AFTER having been branded as the worst tackling team of the 2011 Rugby World Cup, a concerted effort should be made to improve on this department and national team backline coach Viliame Satala's concern comes at no better time.
The Flying Fijians will be embarking on a challenging northern tour, in what national coach Inoke Male has described as an effort to lift our standings on the world stage and improve our reputation in the 15s code.
We have been impressive with our defence recently in the HSBC IRB Sevens World Series and defence was one of the strengths of Fijian teams in the Colonial days as much as attack was.
With the 'Stretcher' himself manning the backline coaching, perhaps he will impart some of his secrets to our national players.
He has stressed the importance of our players making their tackles count.

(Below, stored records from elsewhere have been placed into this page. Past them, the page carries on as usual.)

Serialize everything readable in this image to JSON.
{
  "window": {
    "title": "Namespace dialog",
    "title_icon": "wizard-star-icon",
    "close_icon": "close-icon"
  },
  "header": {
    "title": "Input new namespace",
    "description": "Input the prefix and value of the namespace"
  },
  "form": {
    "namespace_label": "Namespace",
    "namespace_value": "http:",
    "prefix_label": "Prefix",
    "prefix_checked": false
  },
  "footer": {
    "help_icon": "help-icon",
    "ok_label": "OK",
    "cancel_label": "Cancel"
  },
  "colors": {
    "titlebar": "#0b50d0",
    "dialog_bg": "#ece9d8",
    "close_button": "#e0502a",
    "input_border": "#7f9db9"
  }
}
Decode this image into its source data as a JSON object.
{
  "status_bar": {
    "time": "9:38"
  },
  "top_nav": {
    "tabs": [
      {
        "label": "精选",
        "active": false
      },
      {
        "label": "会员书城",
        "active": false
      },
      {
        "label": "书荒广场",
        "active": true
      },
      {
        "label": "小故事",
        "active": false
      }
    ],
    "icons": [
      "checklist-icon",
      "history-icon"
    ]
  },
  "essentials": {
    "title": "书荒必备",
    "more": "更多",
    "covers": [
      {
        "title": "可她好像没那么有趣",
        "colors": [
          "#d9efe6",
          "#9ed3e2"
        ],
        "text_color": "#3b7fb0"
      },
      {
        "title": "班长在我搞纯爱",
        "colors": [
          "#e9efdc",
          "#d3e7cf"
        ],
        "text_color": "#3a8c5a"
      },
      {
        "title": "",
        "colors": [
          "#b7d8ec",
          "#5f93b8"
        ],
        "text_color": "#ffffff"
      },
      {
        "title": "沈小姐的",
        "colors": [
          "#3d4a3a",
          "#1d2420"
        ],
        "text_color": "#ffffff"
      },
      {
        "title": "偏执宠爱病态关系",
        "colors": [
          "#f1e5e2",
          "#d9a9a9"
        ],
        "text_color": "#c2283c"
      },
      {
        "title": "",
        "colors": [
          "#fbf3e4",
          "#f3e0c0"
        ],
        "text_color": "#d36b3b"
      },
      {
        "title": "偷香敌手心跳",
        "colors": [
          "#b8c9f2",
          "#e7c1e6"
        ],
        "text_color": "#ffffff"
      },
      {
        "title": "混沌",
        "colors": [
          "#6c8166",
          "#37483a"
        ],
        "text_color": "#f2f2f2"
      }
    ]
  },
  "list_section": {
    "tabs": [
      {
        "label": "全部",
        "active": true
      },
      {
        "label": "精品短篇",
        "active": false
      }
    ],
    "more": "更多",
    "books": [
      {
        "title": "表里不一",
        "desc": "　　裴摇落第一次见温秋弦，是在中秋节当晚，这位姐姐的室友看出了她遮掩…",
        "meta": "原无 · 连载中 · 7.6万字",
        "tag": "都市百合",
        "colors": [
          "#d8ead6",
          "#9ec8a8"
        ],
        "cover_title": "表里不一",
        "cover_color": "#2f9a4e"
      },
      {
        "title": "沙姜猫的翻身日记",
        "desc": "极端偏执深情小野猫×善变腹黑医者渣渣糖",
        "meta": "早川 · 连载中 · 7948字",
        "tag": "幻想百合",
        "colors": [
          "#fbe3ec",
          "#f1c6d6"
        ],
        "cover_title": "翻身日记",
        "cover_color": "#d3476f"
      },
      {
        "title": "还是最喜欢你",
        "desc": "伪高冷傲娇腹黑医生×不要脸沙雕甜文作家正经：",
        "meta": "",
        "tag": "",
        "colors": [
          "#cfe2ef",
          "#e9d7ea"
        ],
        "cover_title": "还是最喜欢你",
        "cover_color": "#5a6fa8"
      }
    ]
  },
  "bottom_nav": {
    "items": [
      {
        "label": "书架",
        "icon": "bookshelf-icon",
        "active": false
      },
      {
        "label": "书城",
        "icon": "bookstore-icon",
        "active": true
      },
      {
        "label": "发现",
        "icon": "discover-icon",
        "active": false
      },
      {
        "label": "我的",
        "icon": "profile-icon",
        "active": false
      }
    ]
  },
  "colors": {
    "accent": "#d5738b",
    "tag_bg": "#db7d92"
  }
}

First up tackles are the most important as this nips the momentum of attacks in the bud.
Tackling is one of the most technical aspects of the game from where all other phases develop.
Tackling is more than just stopping a ball carrier, it is a statement you make to the opposition, a tool to invoke respect and fear.
A player given a thumping tackle at the beginning of the game will respect and keep away from you throughout the match. If you play against him one year later he will drop a pass just at the sight of you.
It is not timidity but it is a natural reaction our body makes and the natural defensive system works to protect itself from further pain. Unless you are strong willed and force your reluctant body to continue the path despite the pain awaiting you then that takes a lot of self motivation.
But naturally during the course of the fast-moving game your body makes the decision for you and as soon as the familiar figure of the guy who gave you so much pain in the last tackle appears on the screen of your mind's view, the first message that will automatically come from your brain is pass the ball or sidestep.
The red light signaling danger flashes and your body makes evasive moves to avoid the danger.
We have seen time and time again big burly forwards who like running straight up at the opposition. The third time he gets the ball he runs sideways away from the unrelenting opposition tackles.
Allowing the opposition to run around free enables them to get confident and to play their game.
Recently the All Blacks was taken to the wire by Argentina in their first Test.
The Argentinians had no respect for reputation and gave the Kiwis everything they had in their tackles.
Only in the final quarter did New Zealand surge ahead to win the game.
Tackling is only possible with superb fitness, skill and concentration.
Now at Master Rupeni Tamani's KajiRugby Skills Academy tomorrow, one of the basic skills taught will be tackling.
Definitely those that graduate from this six-week course at Draiba Primary School will have mastered the many basic skills that some top level rugby players will have missed out on.
Every effort should be made from the rugby fraternity including the corporate sponsors to assist this academy because it warrants a better future for our rugby.
The other day national sevens fitness trainer Nacanieli Cawanibuka revealed plans to lift our team's fitness to reach level 15 in the beep test for the Rugby World Cup Sevens.
That's great news. It means we will not make the same mistakes we did in the last world cup by bringing out-of-form players, even though they are playing top level 15s rugby.
Having everybody at level 15 means Alivereti Dere will not be carrying any excess baggage in the team.
Just after reading that I've decided to begin saving up for that trip to watch our boys in Russia and so as all ardent fans.
It's Operation Moscow, let's go cheer our boys on and bring that Melrose Cup back to where it belongs.
In the last column we discussed Uale Mai's poor discipline as he ages. Uale Mai loves playing his rugby but will have to make a decision soon.
One rugby superstar, former All Blacks lock Colin Meads, fondly nicknamed 'Pinetree' because of his physique played until his twilight years.
It was reported that he played until he almost became an embarrassment before deciding to finally hang his boots. He played on because he loved the game of rugby.
Muhammad Ali continued until he was finally given that battering by his former sparring partner Larry Holmes, who later revealed that he went into the dressing room and shed tears, because he had to beat up the 'Greatest' when he should have been home relaxing.
However, boxers stay on because of the money.
Compare this to former Welsh flyhalf Barry John who retired at the peak of his career in the mid-seventies and when the British Lions toured here in 1977 he was travelling as a radio broadcaster.
Maybe he lived by the Mafia adage penned by Mario Puzo, author of the Godfather which said: "Live fast, die young and have a good looking corpse."
There are many top sportsmen still active today who should have been nicely retired and with their families but still hang on because of their love of the game.
The Bible says there's a time for everything.
Ecclesiastes 3:1-8 (NKJV) To everything there is a season, A time for every purpose under heaven; A time to be born and a time to die; A time to be born and a time to pluck what is planted; A time to kill, and a time to heal; A time to break down and a time to build up; A time to weep and a time to laugh; A time to mourn and a time to dance; A time to cast away stones and a time to gather stones; A time to embrace and a time to refrain from embracing; A time to gain and a time to lose; A time to keep and a time to throw away; A time to tear and a time to sew; A time to keep silence and a time to speak; A time to love and a time to hate; A time of war and a time of peace.